(WORK ORDER) Retype every record exactly. Skip the images.
**** RECORDS SHOWN ****
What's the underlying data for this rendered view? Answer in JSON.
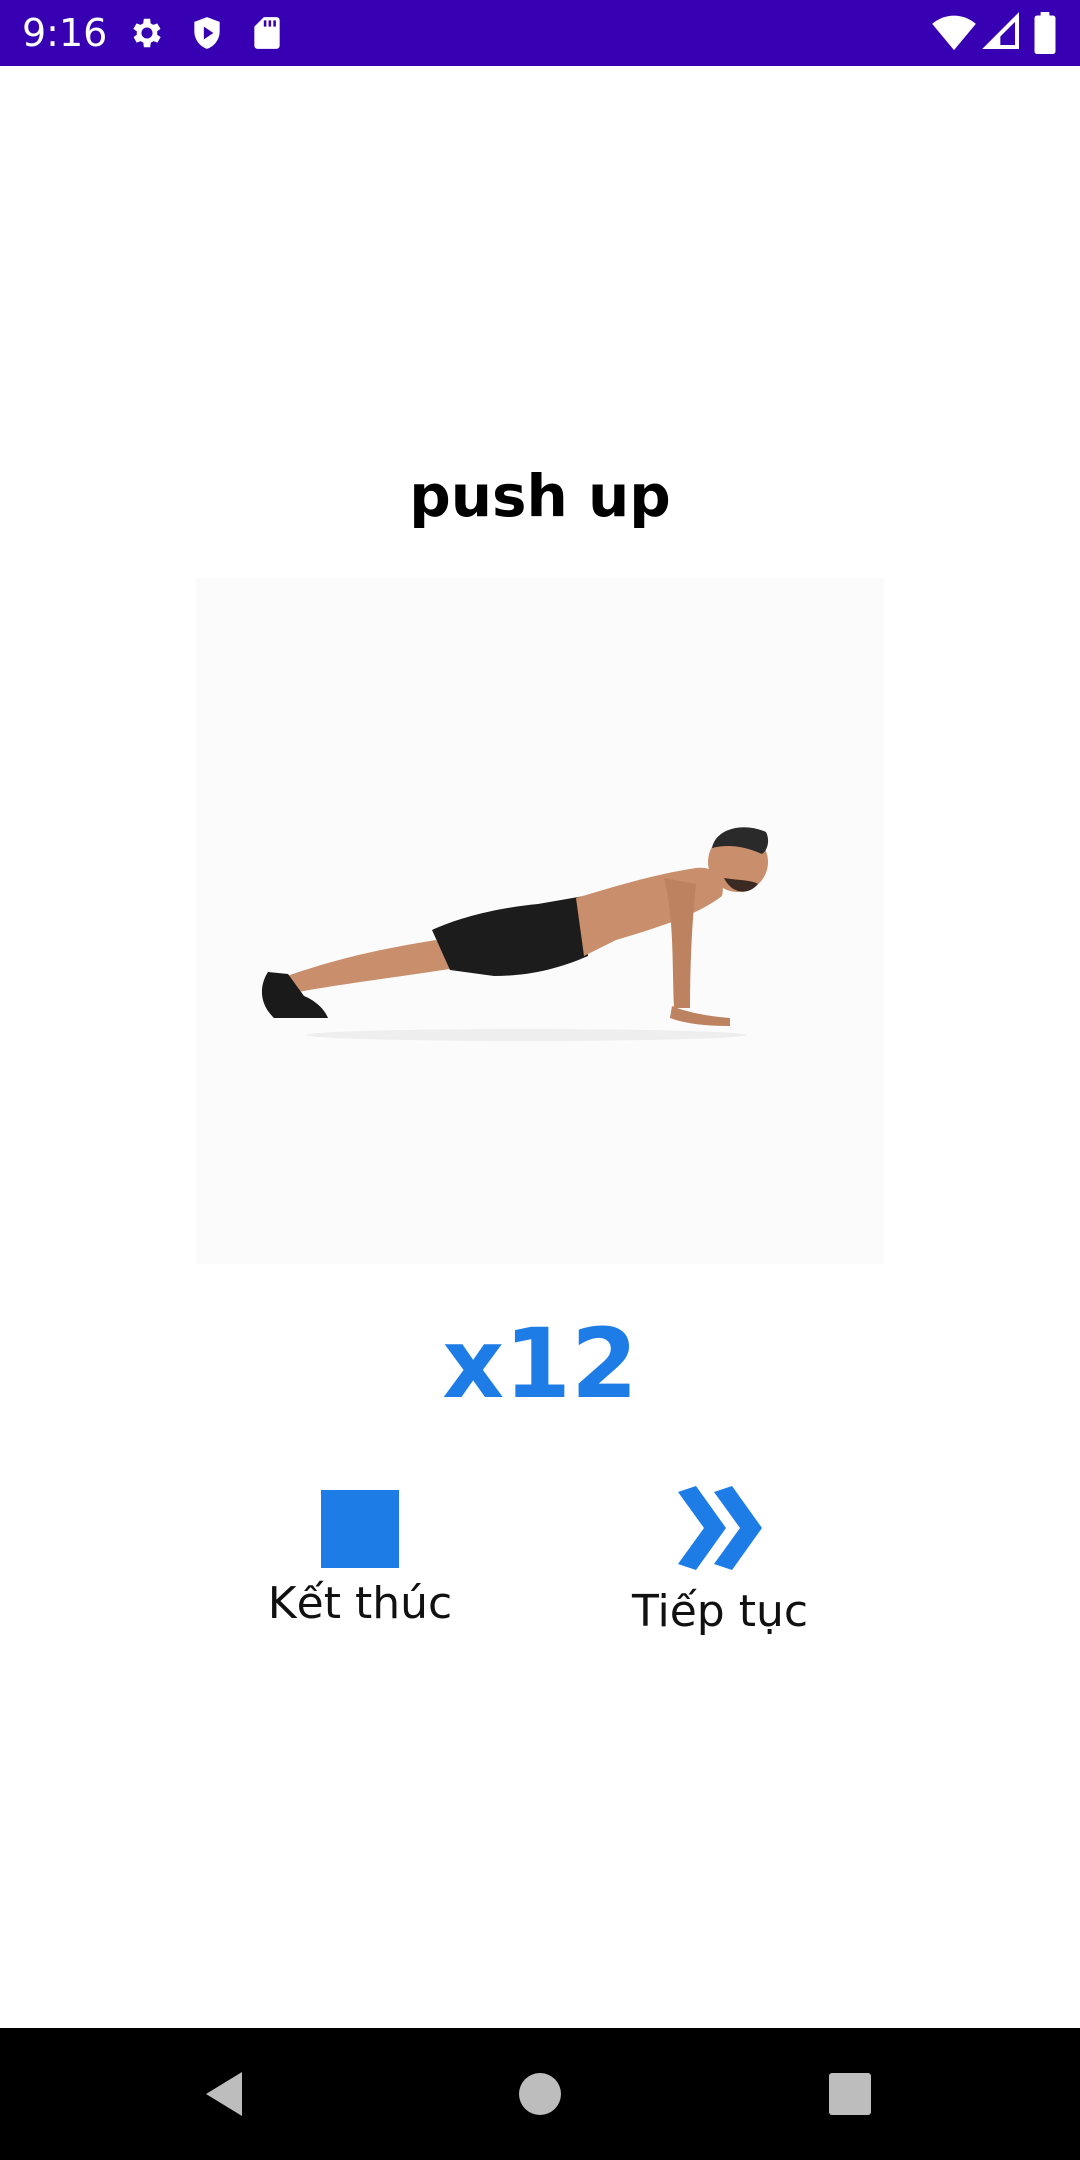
{
  "status_bar": {
    "time": "9:16",
    "background": "#3700b3",
    "left_icons": [
      "gear-icon",
      "shield-play-icon",
      "sd-card-icon"
    ],
    "right_icons": [
      "wifi-icon",
      "signal-icon",
      "battery-icon"
    ]
  },
  "exercise": {
    "title": "push up",
    "image": "push-up-figure",
    "reps": "x12"
  },
  "actions": {
    "finish_label": "Kết thúc",
    "continue_label": "Tiếp tục"
  },
  "colors": {
    "accent": "#1e7ce6",
    "nav_background": "#000000"
  },
  "nav_bar": {
    "buttons": [
      "back-icon",
      "home-icon",
      "recents-icon"
    ]
  }
}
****
(EXERCISE OUTPUT)
What's the underlying data for this rendered view? Answer in JSON.
{
  "status_bar": {
    "time": "9:16",
    "background": "#3700b3",
    "left_icons": [
      "gear-icon",
      "shield-play-icon",
      "sd-card-icon"
    ],
    "right_icons": [
      "wifi-icon",
      "signal-icon",
      "battery-icon"
    ]
  },
  "exercise": {
    "title": "push up",
    "image": "push-up-figure",
    "reps": "x12"
  },
  "actions": {
    "finish_label": "Kết thúc",
    "continue_label": "Tiếp tục"
  },
  "colors": {
    "accent": "#1e7ce6",
    "nav_background": "#000000"
  },
  "nav_bar": {
    "buttons": [
      "back-icon",
      "home-icon",
      "recents-icon"
    ]
  }
}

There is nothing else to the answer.